→ **Data**
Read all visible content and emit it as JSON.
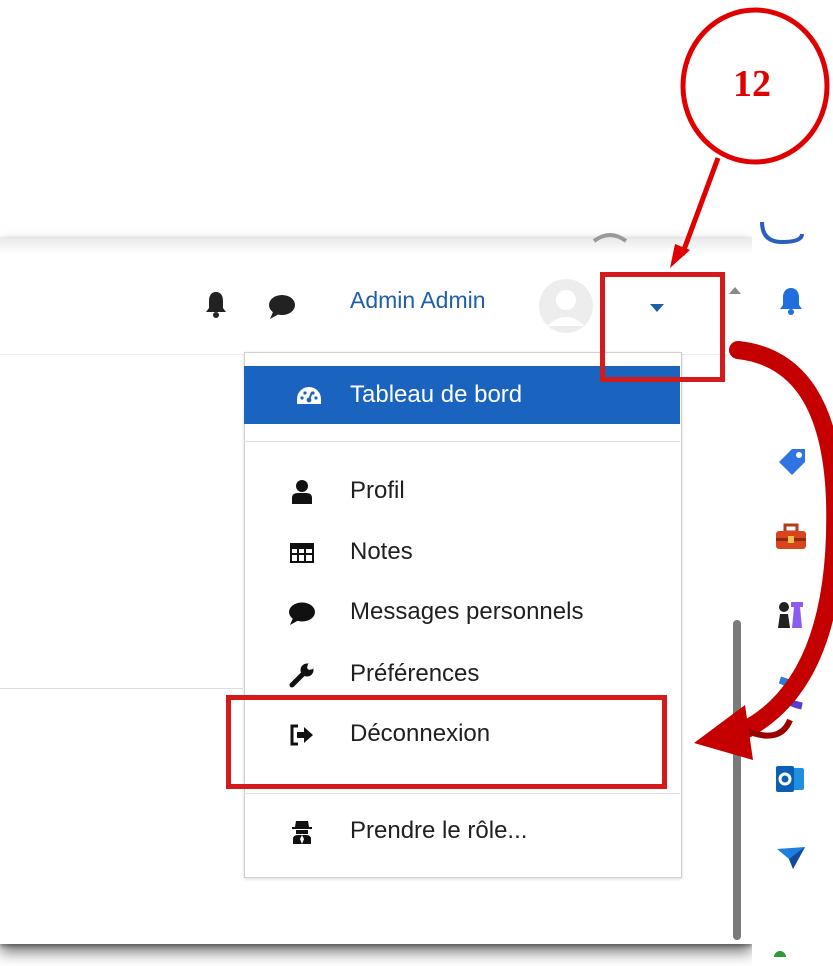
{
  "annotation": {
    "step_number": "12"
  },
  "navbar": {
    "user_name": "Admin Admin",
    "icons": [
      "bell-icon",
      "chat-icon",
      "avatar",
      "caret-down-icon"
    ]
  },
  "user_menu": {
    "items": [
      {
        "label": "Tableau de bord",
        "icon": "dashboard-icon",
        "active": true
      },
      {
        "label": "Profil",
        "icon": "user-icon"
      },
      {
        "label": "Notes",
        "icon": "table-icon"
      },
      {
        "label": "Messages personnels",
        "icon": "comment-icon"
      },
      {
        "label": "Préférences",
        "icon": "wrench-icon"
      },
      {
        "label": "Déconnexion",
        "icon": "sign-out-icon"
      },
      {
        "label": "Prendre le rôle...",
        "icon": "user-secret-icon"
      }
    ]
  },
  "browser_sidebar": {
    "icons": [
      "bell-icon",
      "tag-icon",
      "toolbox-icon",
      "chess-icon",
      "app-icon",
      "outlook-icon",
      "send-icon"
    ]
  },
  "colors": {
    "accent": "#1a64c0",
    "link": "#1f5fa8",
    "annotation_red": "#e00000"
  }
}
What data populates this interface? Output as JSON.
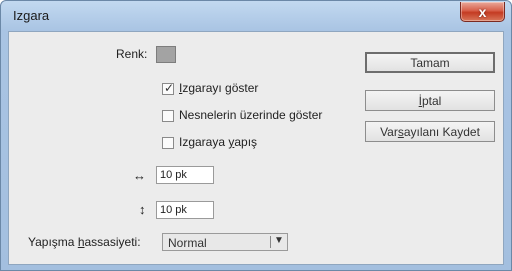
{
  "window": {
    "title": "Izgara",
    "close_glyph": "x"
  },
  "form": {
    "color_label": "Renk:",
    "checkboxes": [
      {
        "prefix": "",
        "accel": "I",
        "rest": "zgarayı göster",
        "checked": true
      },
      {
        "text": "Nesnelerin üzerinde göster",
        "checked": false
      },
      {
        "prefix": "Izgaraya ",
        "accel": "y",
        "rest": "apış",
        "checked": false
      }
    ],
    "horizontal_spacing": {
      "icon": "horizontal-arrows-icon",
      "value": "10 pk"
    },
    "vertical_spacing": {
      "icon": "vertical-arrows-icon",
      "value": "10 pk"
    },
    "snap_sensitivity": {
      "prefix": "Yapışma ",
      "accel": "h",
      "rest": "assasiyeti:",
      "value": "Normal"
    }
  },
  "buttons": {
    "ok": "Tamam",
    "cancel_accel": "İ",
    "cancel_rest": "ptal",
    "save_defaults_prefix": "Var",
    "save_defaults_accel": "s",
    "save_defaults_rest": "ayılanı Kaydet"
  },
  "colors": {
    "title_bg": "#b6cfea",
    "client_bg": "#ececec",
    "swatch": "#a3a3a3",
    "close": "#c43b22"
  }
}
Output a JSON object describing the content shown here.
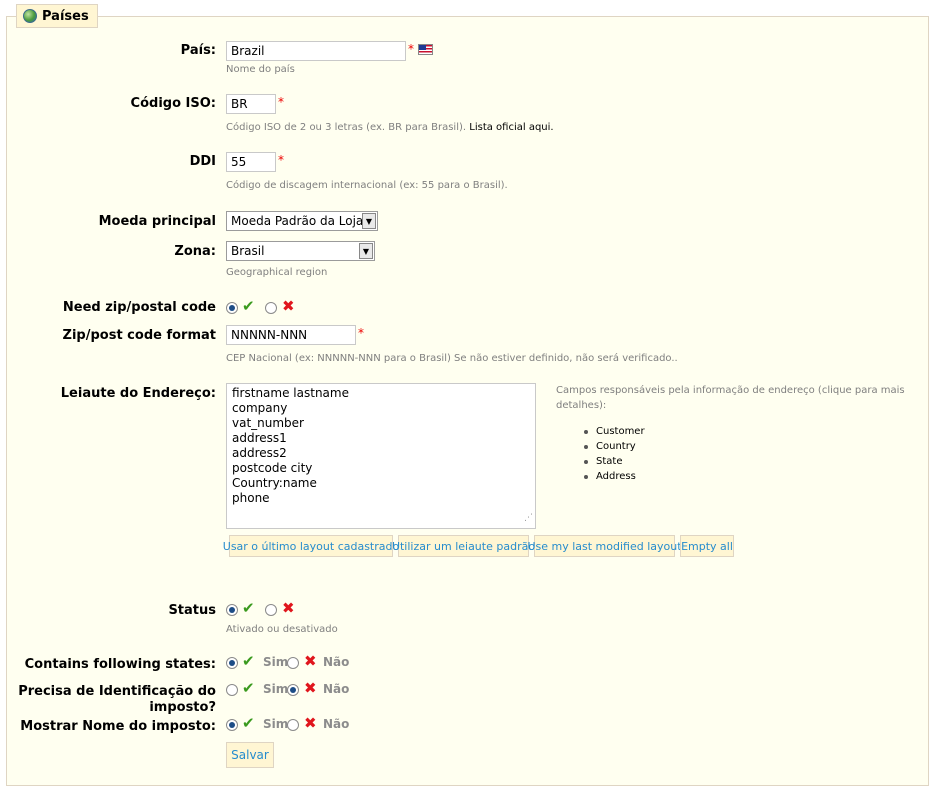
{
  "legend": {
    "title": "Países",
    "icon": "globe-icon"
  },
  "fields": {
    "pais": {
      "label": "País:",
      "value": "Brazil",
      "required": "*",
      "hint": "Nome do país"
    },
    "iso": {
      "label": "Código ISO:",
      "value": "BR",
      "required": "*",
      "hint": "Código ISO de 2 ou 3 letras (ex. BR para Brasil).",
      "hint_link": "Lista oficial aqui."
    },
    "ddi": {
      "label": "DDI",
      "value": "55",
      "required": "*",
      "hint": "Código de discagem internacional (ex: 55 para o Brasil)."
    },
    "moeda": {
      "label": "Moeda principal",
      "selected": "Moeda Padrão da Loja"
    },
    "zona": {
      "label": "Zona:",
      "selected": "Brasil",
      "hint": "Geographical region"
    },
    "need_zip": {
      "label": "Need zip/postal code",
      "selected": "yes"
    },
    "zip_format": {
      "label": "Zip/post code format",
      "value": "NNNNN-NNN",
      "required": "*",
      "hint": "CEP Nacional (ex: NNNNN-NNN para o Brasil) Se não estiver definido, não será verificado.."
    },
    "layout": {
      "label": "Leiaute do Endereço:",
      "lines": [
        "firstname lastname",
        "company",
        "vat_number",
        "address1",
        "address2",
        "postcode city",
        "Country:name",
        "phone"
      ],
      "side_text": "Campos responsáveis pela informação de endereço (clique para mais detalhes):",
      "side_items": [
        "Customer",
        "Country",
        "State",
        "Address"
      ],
      "buttons": [
        "Usar o último layout cadastrado",
        "Utilizar um leiaute padrão",
        "Use my last modified layout",
        "Empty all"
      ]
    },
    "status": {
      "label": "Status",
      "selected": "yes",
      "hint": "Ativado ou desativado"
    },
    "states": {
      "label": "Contains following states:",
      "selected": "yes",
      "yes": "Sim",
      "no": "Não"
    },
    "tax_id": {
      "label_line1": "Precisa de Identificação do",
      "label_line2": "imposto?",
      "selected": "no",
      "yes": "Sim",
      "no": "Não"
    },
    "tax_name": {
      "label": "Mostrar Nome do imposto:",
      "selected": "yes",
      "yes": "Sim",
      "no": "Não"
    }
  },
  "save_label": "Salvar",
  "colors": {
    "panel_bg": "#fffff0",
    "border": "#dfd5c3",
    "button_bg": "#fff6d3",
    "button_text": "#268ccd",
    "required": "#e00000",
    "check": "#3a9a1e",
    "cross": "#e0161d"
  }
}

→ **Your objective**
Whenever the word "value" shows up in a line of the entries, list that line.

→ **Problem solution**
      "value": "10 pk"
      "value": "10 pk"
      "value": "Normal"
      "value": "Brazil",
      "value": "BR",
      "value": "55",
      "value": "NNNNN-NNN",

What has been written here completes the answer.